* DESCRIPTION OF THE TASK: Which of the lines in the records below hold the string "screenshot"? Copy every one of them.

* DATA EXTRACTS:
⟨

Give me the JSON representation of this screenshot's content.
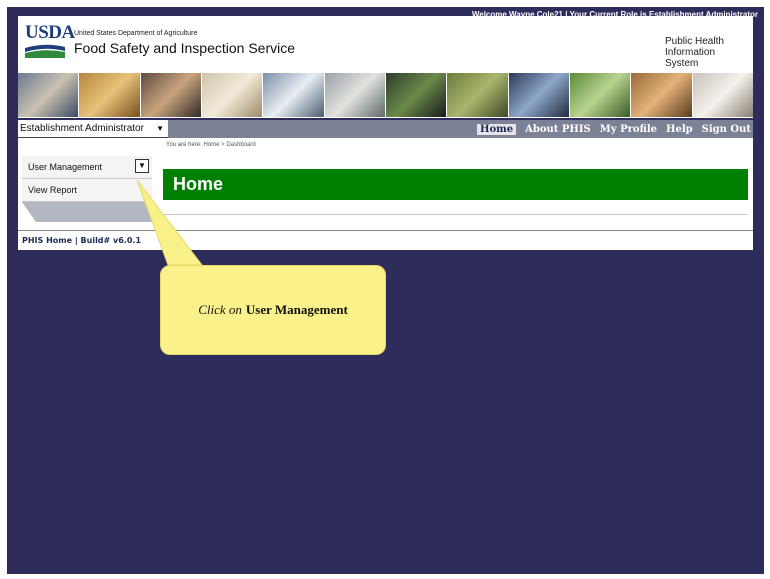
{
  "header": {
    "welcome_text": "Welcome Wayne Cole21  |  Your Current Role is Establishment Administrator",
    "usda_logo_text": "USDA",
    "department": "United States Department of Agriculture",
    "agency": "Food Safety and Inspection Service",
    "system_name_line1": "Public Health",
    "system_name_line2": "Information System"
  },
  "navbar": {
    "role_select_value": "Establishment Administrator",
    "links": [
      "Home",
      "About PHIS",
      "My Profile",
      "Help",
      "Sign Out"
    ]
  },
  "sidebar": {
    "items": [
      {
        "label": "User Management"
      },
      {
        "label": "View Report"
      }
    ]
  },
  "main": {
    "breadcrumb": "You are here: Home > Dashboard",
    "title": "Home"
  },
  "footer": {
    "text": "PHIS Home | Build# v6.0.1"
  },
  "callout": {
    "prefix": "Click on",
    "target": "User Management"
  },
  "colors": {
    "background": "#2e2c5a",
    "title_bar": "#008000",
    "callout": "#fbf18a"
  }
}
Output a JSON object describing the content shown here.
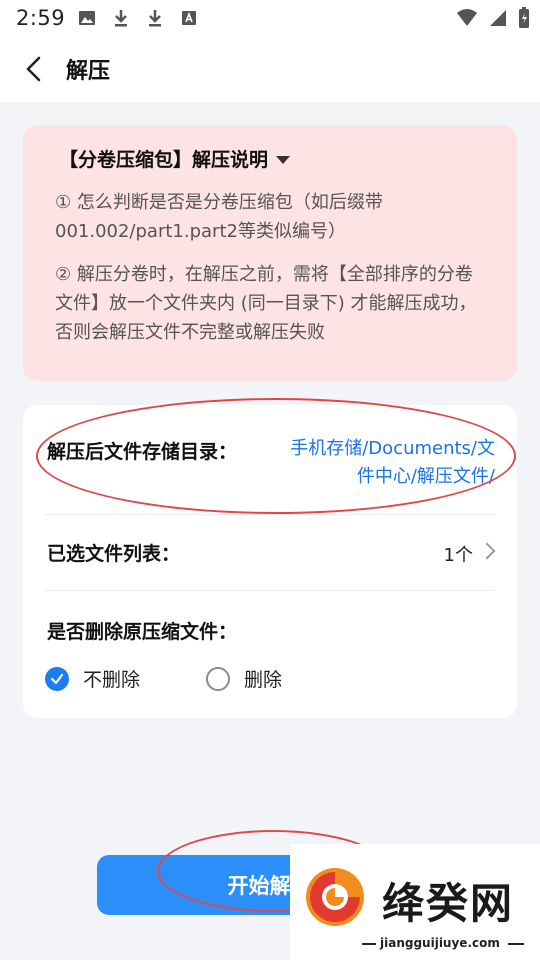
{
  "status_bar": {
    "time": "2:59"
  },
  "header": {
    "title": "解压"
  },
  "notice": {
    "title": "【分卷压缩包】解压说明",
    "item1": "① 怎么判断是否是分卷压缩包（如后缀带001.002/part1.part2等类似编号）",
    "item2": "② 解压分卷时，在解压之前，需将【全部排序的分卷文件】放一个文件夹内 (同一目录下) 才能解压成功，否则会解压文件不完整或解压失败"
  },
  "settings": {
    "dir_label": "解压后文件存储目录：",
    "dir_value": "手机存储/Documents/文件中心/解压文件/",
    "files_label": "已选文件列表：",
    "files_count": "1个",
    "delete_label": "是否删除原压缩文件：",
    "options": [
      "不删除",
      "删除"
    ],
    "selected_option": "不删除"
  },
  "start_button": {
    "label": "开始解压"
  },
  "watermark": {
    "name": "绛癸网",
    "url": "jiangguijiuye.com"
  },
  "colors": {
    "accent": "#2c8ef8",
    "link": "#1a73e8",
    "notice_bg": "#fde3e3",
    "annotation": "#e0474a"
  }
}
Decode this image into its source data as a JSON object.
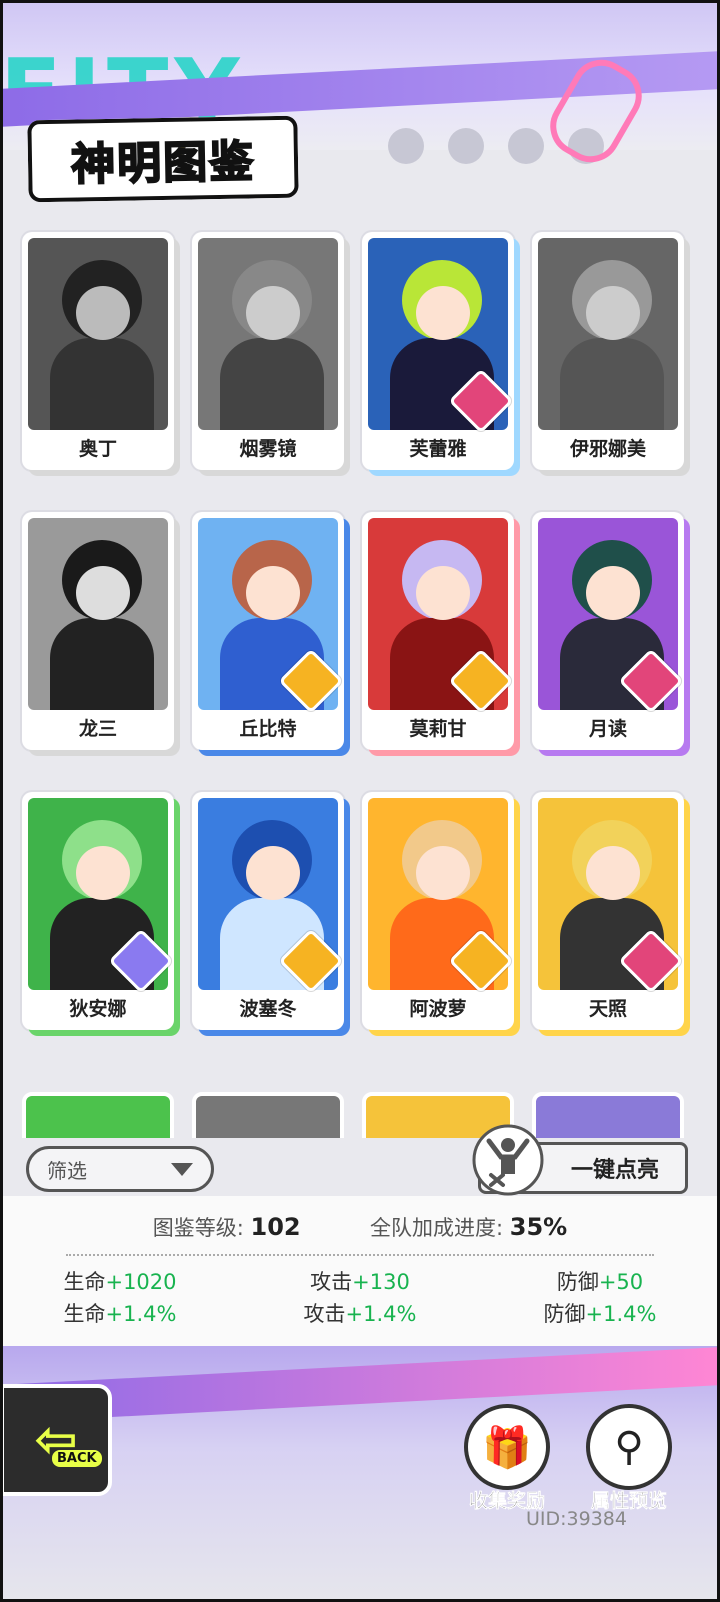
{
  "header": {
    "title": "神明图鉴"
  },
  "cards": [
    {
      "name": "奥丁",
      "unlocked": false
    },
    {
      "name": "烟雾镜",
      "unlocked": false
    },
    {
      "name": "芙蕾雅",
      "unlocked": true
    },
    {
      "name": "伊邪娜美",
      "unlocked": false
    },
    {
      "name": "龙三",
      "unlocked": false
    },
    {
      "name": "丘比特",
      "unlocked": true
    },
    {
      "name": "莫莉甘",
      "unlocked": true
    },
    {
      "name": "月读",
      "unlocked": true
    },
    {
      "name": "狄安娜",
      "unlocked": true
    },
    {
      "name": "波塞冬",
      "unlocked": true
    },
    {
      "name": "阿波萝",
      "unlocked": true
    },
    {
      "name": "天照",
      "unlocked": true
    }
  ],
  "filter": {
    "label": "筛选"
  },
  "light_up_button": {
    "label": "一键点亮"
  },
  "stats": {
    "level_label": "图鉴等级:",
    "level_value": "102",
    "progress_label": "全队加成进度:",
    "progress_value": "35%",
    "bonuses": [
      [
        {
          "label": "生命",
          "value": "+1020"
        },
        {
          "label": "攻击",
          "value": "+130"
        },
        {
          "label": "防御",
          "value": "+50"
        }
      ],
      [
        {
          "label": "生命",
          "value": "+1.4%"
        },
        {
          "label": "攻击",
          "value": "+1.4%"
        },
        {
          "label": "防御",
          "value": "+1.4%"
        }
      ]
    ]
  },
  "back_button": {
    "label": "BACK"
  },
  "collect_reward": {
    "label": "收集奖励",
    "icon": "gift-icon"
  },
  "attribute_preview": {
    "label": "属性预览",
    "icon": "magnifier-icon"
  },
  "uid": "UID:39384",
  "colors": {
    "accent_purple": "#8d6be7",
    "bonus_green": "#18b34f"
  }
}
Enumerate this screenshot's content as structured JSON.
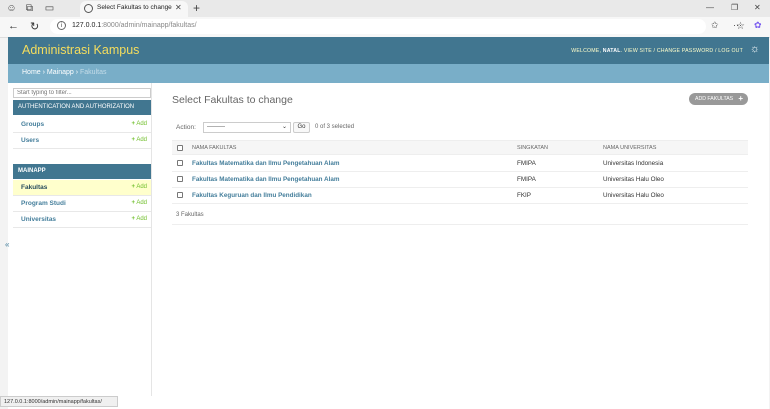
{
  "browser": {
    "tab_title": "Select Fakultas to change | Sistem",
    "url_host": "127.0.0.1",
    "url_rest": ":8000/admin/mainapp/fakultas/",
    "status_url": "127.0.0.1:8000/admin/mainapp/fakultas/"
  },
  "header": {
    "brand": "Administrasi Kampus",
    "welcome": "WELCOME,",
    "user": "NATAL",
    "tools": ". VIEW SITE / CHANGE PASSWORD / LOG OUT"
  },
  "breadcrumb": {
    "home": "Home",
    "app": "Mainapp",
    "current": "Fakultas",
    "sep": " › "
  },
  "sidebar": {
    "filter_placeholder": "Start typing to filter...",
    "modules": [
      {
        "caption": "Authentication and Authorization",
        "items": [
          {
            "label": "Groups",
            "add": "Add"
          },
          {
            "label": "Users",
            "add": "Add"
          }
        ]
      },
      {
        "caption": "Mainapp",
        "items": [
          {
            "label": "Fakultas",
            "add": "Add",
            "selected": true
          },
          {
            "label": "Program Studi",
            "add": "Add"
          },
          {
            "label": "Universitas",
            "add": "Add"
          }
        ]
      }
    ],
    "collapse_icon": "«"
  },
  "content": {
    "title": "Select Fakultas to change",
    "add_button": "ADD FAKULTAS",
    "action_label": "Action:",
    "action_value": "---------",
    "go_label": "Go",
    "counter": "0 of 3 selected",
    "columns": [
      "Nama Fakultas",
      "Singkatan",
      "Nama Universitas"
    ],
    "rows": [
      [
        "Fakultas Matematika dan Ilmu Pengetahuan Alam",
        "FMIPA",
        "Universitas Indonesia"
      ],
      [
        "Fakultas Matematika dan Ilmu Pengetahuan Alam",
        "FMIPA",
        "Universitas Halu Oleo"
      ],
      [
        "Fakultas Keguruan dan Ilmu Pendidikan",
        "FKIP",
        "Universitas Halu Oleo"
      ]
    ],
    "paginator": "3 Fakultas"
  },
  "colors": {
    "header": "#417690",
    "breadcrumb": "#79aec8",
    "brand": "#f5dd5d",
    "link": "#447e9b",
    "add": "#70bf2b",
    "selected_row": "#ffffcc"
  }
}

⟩

* EXERCISE RESULT:
Give me the JSON representation of this screenshot's content.
Enumerate this screenshot's content as structured JSON.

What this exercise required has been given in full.